Exclude all pictures from your copy of the data below, which should otherwise match exactly.

[[ Raw data open ]]

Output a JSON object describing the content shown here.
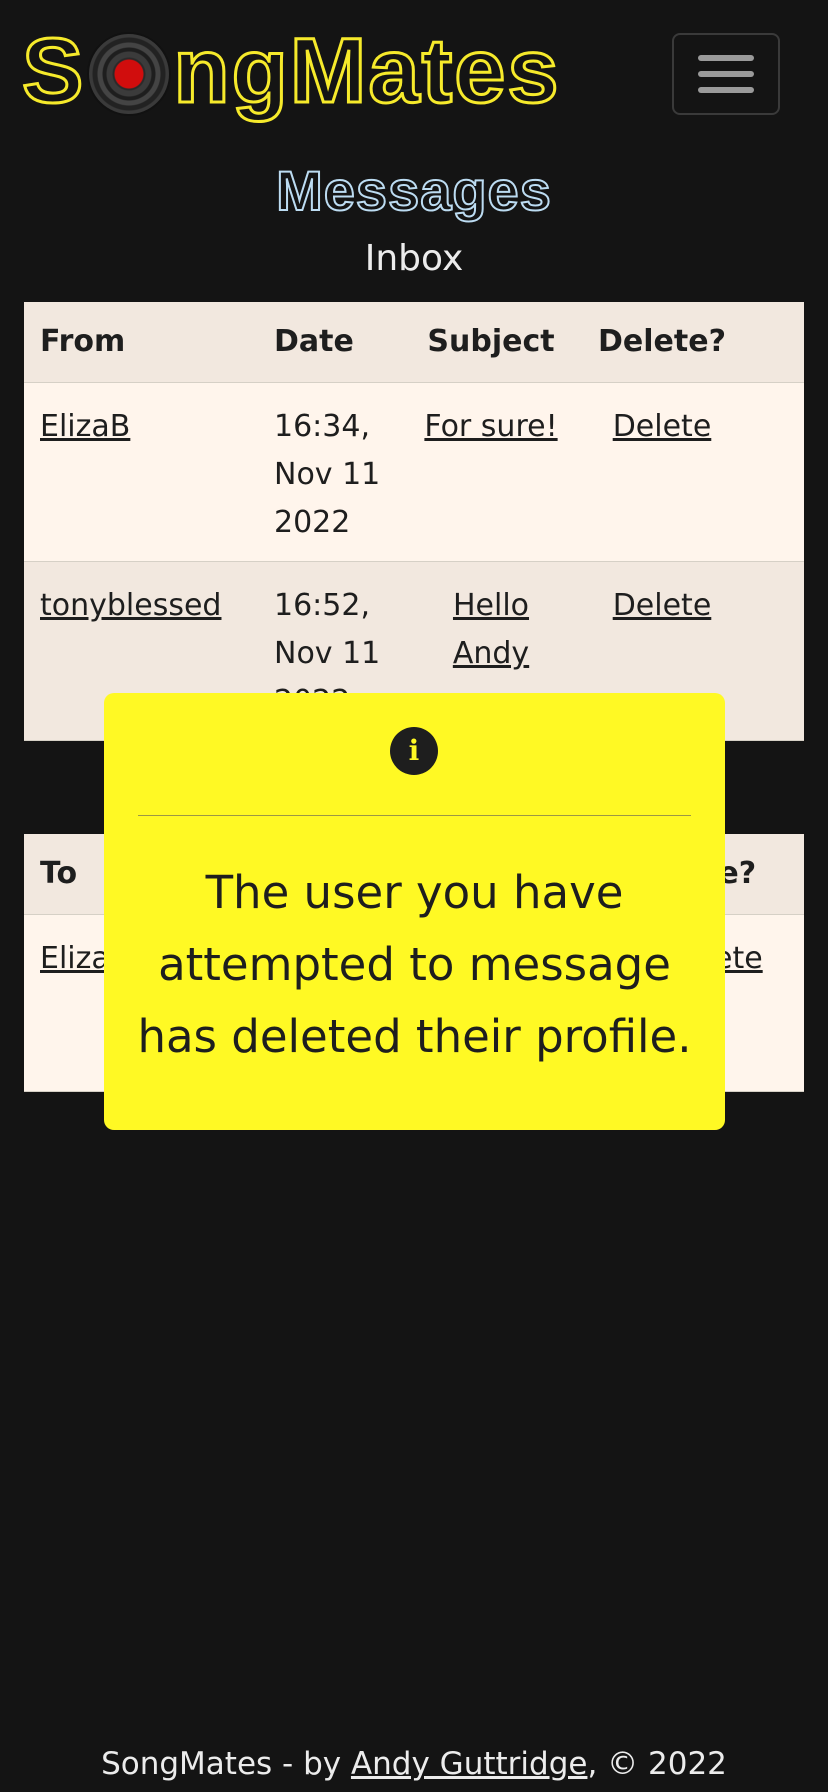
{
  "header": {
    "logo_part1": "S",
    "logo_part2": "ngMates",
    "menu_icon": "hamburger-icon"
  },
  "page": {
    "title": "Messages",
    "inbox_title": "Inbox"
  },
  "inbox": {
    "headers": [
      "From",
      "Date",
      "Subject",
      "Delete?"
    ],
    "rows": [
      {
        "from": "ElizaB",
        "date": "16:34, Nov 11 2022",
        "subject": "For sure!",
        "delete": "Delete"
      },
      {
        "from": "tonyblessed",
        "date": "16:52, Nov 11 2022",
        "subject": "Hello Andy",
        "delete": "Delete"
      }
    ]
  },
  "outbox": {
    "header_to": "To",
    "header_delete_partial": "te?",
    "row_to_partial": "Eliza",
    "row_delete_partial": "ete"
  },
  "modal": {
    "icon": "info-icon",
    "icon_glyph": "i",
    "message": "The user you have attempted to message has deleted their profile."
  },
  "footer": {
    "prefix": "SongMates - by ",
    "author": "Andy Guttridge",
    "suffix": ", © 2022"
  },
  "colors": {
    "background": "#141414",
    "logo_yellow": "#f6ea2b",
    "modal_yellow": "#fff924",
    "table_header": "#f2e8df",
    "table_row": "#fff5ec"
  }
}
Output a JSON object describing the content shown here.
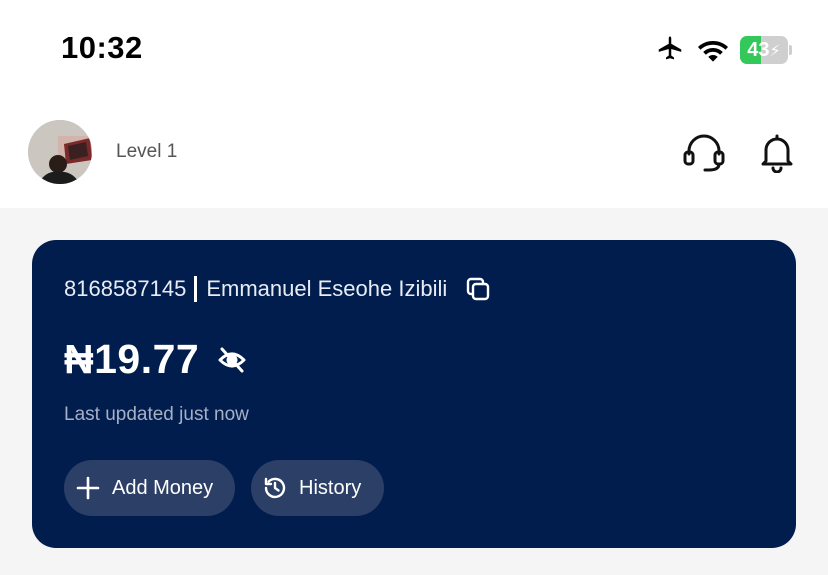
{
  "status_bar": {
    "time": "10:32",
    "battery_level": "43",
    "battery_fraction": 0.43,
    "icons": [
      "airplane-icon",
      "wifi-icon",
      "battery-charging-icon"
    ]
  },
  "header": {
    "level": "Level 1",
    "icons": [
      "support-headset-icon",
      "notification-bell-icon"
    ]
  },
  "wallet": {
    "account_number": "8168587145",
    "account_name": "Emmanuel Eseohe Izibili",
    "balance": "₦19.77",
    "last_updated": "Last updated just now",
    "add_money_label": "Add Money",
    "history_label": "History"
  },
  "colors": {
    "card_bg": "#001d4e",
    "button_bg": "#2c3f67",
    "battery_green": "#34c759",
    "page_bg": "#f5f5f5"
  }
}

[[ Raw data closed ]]

> [Result of this task]:
Output a JSON object describing the content shown here.
{
  "header": {
    "logo_part1": "S",
    "logo_part2": "ngMates",
    "menu_icon": "hamburger-icon"
  },
  "page": {
    "title": "Messages",
    "inbox_title": "Inbox"
  },
  "inbox": {
    "headers": [
      "From",
      "Date",
      "Subject",
      "Delete?"
    ],
    "rows": [
      {
        "from": "ElizaB",
        "date": "16:34, Nov 11 2022",
        "subject": "For sure!",
        "delete": "Delete"
      },
      {
        "from": "tonyblessed",
        "date": "16:52, Nov 11 2022",
        "subject": "Hello Andy",
        "delete": "Delete"
      }
    ]
  },
  "outbox": {
    "header_to": "To",
    "header_delete_partial": "te?",
    "row_to_partial": "Eliza",
    "row_delete_partial": "ete"
  },
  "modal": {
    "icon": "info-icon",
    "icon_glyph": "i",
    "message": "The user you have attempted to message has deleted their profile."
  },
  "footer": {
    "prefix": "SongMates - by ",
    "author": "Andy Guttridge",
    "suffix": ", © 2022"
  },
  "colors": {
    "background": "#141414",
    "logo_yellow": "#f6ea2b",
    "modal_yellow": "#fff924",
    "table_header": "#f2e8df",
    "table_row": "#fff5ec"
  }
}
Output a JSON object describing the content shown here.
{
  "status_bar": {
    "time": "10:32",
    "battery_level": "43",
    "battery_fraction": 0.43,
    "icons": [
      "airplane-icon",
      "wifi-icon",
      "battery-charging-icon"
    ]
  },
  "header": {
    "level": "Level 1",
    "icons": [
      "support-headset-icon",
      "notification-bell-icon"
    ]
  },
  "wallet": {
    "account_number": "8168587145",
    "account_name": "Emmanuel Eseohe Izibili",
    "balance": "₦19.77",
    "last_updated": "Last updated just now",
    "add_money_label": "Add Money",
    "history_label": "History"
  },
  "colors": {
    "card_bg": "#001d4e",
    "button_bg": "#2c3f67",
    "battery_green": "#34c759",
    "page_bg": "#f5f5f5"
  }
}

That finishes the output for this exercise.